__WHAT NEEDS TO BE DONE__
What is wanted is every record, duplicated word for word.

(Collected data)
--*--

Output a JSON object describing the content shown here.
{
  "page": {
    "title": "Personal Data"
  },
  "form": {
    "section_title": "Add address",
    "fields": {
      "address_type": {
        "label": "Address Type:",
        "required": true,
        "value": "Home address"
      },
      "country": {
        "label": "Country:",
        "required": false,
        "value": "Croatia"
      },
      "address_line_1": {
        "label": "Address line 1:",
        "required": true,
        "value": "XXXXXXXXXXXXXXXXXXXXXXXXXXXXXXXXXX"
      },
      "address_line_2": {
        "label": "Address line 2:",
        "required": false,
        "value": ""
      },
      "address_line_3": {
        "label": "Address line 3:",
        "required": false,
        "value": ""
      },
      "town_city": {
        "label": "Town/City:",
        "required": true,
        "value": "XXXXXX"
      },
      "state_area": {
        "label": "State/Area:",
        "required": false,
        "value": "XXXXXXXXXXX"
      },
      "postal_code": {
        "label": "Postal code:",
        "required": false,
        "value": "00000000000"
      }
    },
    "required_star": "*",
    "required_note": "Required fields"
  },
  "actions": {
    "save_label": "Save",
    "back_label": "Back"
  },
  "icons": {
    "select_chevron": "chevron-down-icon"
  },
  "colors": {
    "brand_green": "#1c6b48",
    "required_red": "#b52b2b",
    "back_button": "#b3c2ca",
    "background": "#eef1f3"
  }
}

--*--

__OUTPUT FOR THIS EXERCISE__
Output a JSON object describing the content shown here.
{
  "page": {
    "title": "Personal Data"
  },
  "form": {
    "section_title": "Add address",
    "fields": {
      "address_type": {
        "label": "Address Type:",
        "required": true,
        "value": "Home address"
      },
      "country": {
        "label": "Country:",
        "required": false,
        "value": "Croatia"
      },
      "address_line_1": {
        "label": "Address line 1:",
        "required": true,
        "value": "XXXXXXXXXXXXXXXXXXXXXXXXXXXXXXXXXX"
      },
      "address_line_2": {
        "label": "Address line 2:",
        "required": false,
        "value": ""
      },
      "address_line_3": {
        "label": "Address line 3:",
        "required": false,
        "value": ""
      },
      "town_city": {
        "label": "Town/City:",
        "required": true,
        "value": "XXXXXX"
      },
      "state_area": {
        "label": "State/Area:",
        "required": false,
        "value": "XXXXXXXXXXX"
      },
      "postal_code": {
        "label": "Postal code:",
        "required": false,
        "value": "00000000000"
      }
    },
    "required_star": "*",
    "required_note": "Required fields"
  },
  "actions": {
    "save_label": "Save",
    "back_label": "Back"
  },
  "icons": {
    "select_chevron": "chevron-down-icon"
  },
  "colors": {
    "brand_green": "#1c6b48",
    "required_red": "#b52b2b",
    "back_button": "#b3c2ca",
    "background": "#eef1f3"
  }
}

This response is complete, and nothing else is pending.